- AIM OF THE TASK: Say only the number of lines in the entries below that contain "icon".

Dataset excerpts
* * *

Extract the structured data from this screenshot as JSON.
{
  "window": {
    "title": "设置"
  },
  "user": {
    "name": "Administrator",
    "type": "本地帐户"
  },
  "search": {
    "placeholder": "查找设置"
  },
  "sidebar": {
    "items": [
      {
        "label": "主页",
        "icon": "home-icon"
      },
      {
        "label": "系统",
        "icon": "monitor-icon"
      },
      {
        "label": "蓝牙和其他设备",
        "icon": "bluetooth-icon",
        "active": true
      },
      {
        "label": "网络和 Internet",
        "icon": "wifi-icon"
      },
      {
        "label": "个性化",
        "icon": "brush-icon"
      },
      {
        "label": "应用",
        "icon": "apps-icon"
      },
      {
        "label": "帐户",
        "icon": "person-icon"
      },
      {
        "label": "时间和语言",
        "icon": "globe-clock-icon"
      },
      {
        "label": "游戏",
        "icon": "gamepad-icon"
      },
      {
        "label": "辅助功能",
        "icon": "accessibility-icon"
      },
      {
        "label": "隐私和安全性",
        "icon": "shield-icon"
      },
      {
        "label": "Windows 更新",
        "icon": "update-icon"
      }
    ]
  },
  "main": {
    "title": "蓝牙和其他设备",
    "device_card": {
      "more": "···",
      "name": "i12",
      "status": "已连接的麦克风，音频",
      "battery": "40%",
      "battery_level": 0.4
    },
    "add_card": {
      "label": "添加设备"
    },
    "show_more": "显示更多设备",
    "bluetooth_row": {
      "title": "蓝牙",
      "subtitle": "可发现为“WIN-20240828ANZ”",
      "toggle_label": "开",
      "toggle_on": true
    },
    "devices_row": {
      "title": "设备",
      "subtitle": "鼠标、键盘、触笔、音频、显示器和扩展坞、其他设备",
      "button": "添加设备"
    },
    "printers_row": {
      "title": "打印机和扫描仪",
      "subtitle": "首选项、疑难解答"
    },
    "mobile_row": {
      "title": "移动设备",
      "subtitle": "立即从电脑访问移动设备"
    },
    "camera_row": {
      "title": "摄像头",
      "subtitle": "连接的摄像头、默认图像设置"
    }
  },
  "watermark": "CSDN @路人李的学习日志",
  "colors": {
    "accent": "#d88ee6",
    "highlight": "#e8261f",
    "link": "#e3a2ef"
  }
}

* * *

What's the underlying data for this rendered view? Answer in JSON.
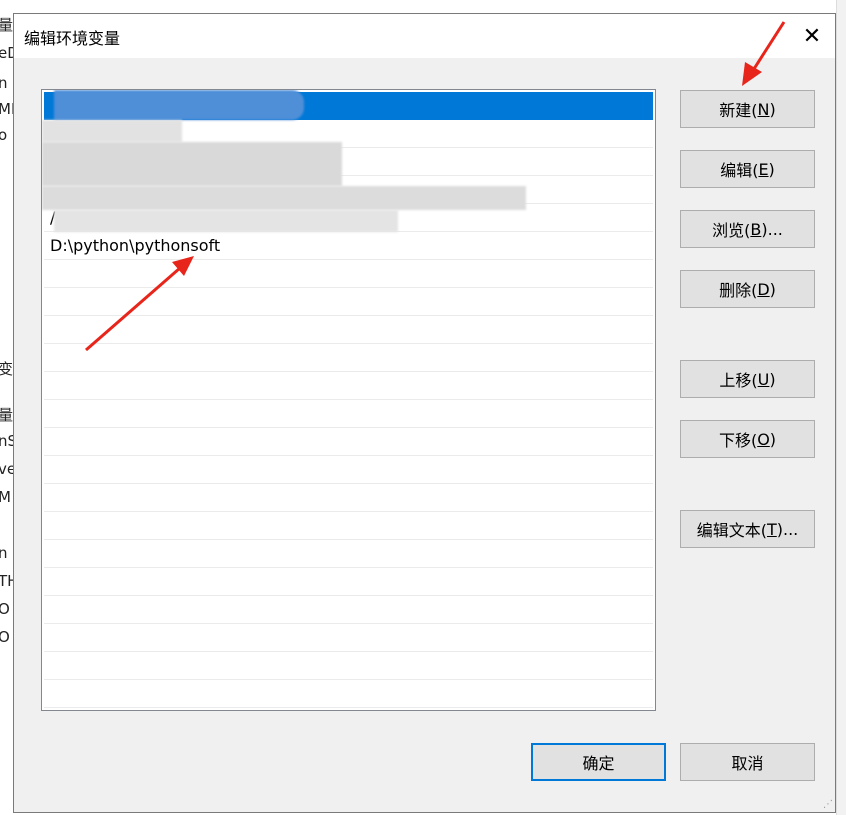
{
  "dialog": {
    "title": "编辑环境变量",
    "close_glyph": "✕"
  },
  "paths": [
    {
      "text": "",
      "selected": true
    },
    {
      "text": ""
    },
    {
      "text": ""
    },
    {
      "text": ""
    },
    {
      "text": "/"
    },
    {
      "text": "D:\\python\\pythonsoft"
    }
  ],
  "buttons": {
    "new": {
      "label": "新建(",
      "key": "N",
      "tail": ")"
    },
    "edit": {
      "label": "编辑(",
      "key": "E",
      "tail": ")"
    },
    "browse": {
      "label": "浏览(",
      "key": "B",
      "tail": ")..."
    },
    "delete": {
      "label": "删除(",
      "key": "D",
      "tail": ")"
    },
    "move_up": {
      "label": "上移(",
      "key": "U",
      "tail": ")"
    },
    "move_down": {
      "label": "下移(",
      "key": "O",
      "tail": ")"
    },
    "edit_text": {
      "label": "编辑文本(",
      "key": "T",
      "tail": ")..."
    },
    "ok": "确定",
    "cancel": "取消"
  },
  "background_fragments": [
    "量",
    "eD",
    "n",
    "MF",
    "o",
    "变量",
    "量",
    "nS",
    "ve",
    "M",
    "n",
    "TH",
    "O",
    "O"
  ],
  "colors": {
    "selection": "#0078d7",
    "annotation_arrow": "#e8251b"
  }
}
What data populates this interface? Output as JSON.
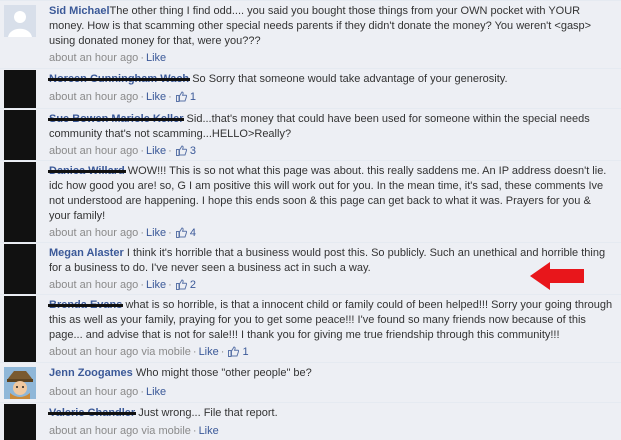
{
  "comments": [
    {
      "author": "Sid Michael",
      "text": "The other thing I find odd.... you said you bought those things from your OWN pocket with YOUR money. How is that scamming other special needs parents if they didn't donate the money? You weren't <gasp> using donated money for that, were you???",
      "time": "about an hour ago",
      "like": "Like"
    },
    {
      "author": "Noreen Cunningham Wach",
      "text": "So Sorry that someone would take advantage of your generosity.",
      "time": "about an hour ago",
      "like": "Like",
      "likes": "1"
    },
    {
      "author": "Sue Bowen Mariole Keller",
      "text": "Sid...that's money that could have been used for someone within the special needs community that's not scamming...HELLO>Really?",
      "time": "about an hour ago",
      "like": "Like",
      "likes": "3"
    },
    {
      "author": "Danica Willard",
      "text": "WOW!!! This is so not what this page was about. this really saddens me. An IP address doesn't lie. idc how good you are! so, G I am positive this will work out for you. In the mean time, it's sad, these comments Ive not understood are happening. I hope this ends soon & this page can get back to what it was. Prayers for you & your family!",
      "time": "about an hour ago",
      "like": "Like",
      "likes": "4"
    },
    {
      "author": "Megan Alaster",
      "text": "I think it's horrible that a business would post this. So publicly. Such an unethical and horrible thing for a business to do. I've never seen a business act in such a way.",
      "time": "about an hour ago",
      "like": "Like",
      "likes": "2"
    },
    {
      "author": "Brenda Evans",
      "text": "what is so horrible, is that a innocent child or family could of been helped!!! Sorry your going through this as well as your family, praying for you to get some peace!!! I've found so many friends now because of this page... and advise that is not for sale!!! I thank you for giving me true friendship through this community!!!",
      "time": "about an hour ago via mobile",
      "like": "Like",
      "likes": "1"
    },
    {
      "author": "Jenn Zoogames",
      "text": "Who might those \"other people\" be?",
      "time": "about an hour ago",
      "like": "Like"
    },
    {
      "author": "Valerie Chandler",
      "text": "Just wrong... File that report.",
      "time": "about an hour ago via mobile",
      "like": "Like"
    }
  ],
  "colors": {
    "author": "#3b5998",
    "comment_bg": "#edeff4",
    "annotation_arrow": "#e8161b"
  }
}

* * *

- THE ANSWER: 12